Rainey: I’m just happy when someone remarks that they felt better after listening to our music. If we could have that effect consistently then I suppose that’s something.
Laubrock: I am hoping that it opens the listeners’ minds and inspires curiosity. I definitely hope to reach something deep inside my listeners.
Rail: There is a lot of music and art in general that comes from the head/technique/spirit. How would you define inner necessity? How much of a role does it play in your music? And do you think music should come more from the gut, the soul, the head, or all of these, or does it depend on the compositional and improvisational format/elements? Do you think it is important for folks to FEEL or GET what is happening, or is it okay if one just listens and takes in the music’s nuances and complexities without either of those two ingredients?
Rainey: I don’t have any strong opinions about the head to heart ratio in art. I just assume that everyone is expressing and entertaining themselves in a manner which suits them. I know that I’ve been moved by music that was performed by someone who has absolutely no academic relationship with the art form whatsoever, and by the same token I’ve been equally moved by a composer or performer who organizes their art through a very intellectual process. It’s all just music, best to be consumed, devoid of expectation.
Laubrock: I completely agree with Tom on that. There is no one way of doing anything, which is the beauty of it all.
Rail: What upcoming projects do you both have together and individually?
Laubrock: My latest CD, Serpentines, has just been released on Intakt Records. I was lucky enough to put a septet of some of my favorite musicians together and compose for it. It’s a strong cast of players from a variety of backgrounds: jazz, new music, electronic music, and free improvisation. The lineup is myself on saxophones; Peter Evans, trumpet; Miya Masaoka, koto; Craig Taborn, piano; Sam Pluta, electronics; Dan Peck, tuba; and Tyshawn Sorey, drums. Our launch concert is at Roulette at 8 p.m. on December 15.
Rainey: I’ll be performing with Barry Guy for the first time, in Europe, this December. My trio with Mary Halvorson and Ingrid will be performing our seventh annual December 30 gig at Cornelia Street Cafe. In January I will be recording the second CD of my band Obbligato for Intakt Records.
Rail: Do you believe in the muse?

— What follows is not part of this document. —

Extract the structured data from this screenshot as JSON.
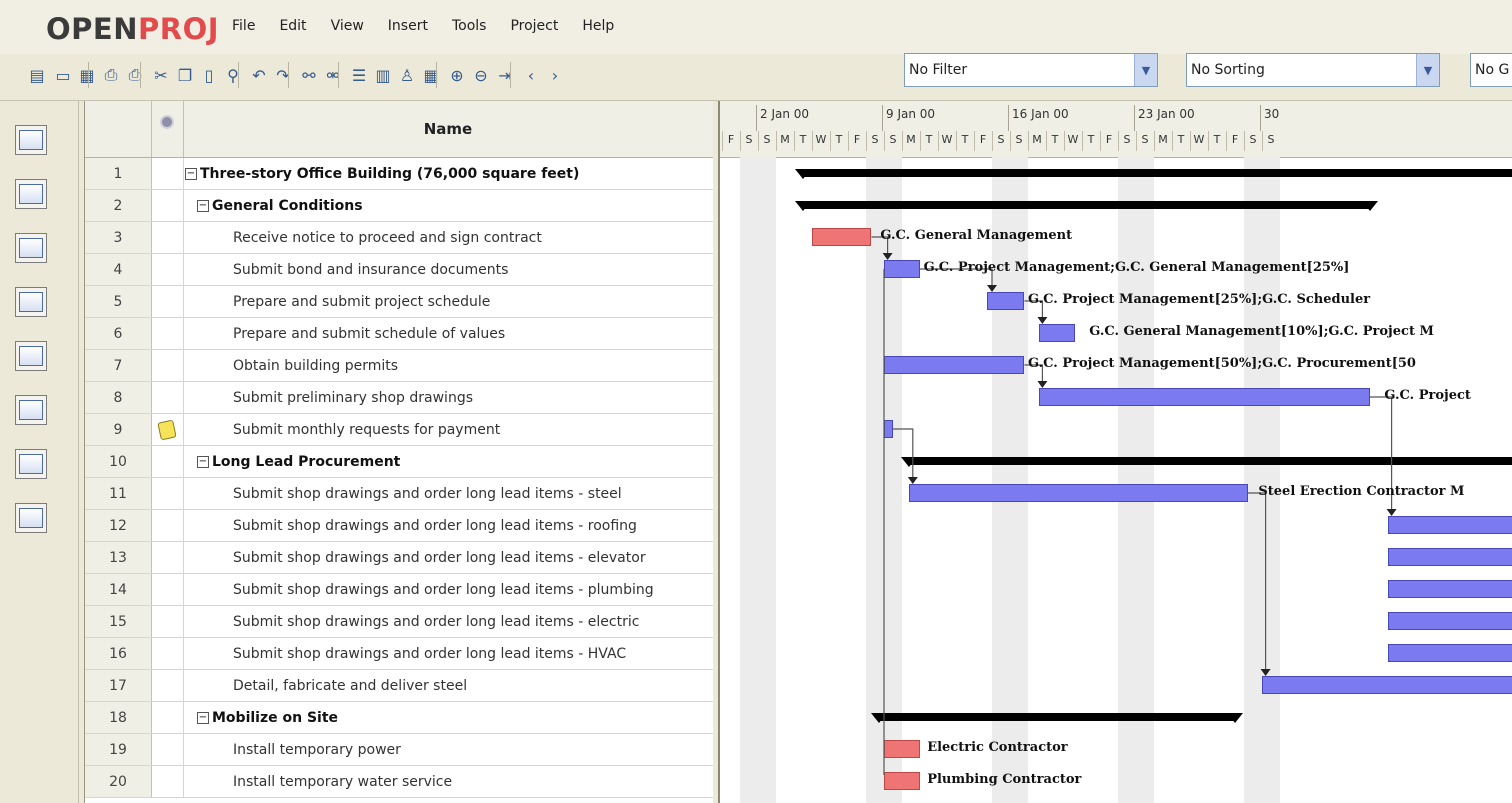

Laubrock: I believe in it, but I also know that there is usually a lot of hard work behind any piece of art.
Rainey: I believe in the MOOSE.
Poet/collagist STEVE DALACHINSKY was born in Brooklyn after the last big war and has managed to survive lots of little ones. His book The Final Nite (Ugly Duckling Presse, 2006) won the PEN Oakland National Book Award. His most recent books are Fools Gold (Feral House, 2014), A Superintendent's Eyes (Unbearable/Autonomedia, 2013), and Flying Home (Paris Lit Up Press, 2015), a collaboration with German visual artist Sig Bang Schmidt. His latest CD is ec(H)osystem with the French art-rock group, The Snobs (Bam Balam Records, 2015). He is a 2014 recipient of a Chevalier de l'Ordre des Arts et des Lettres. His poem "Particle Fever" was nominated for a 2015 Pushcart Prize.His most recent books are Black Magic (New Feral Press, 2017) and Frozen Heatwave, a collaboration with Yuko Otomo (Luna Bisonte Prods, 2017).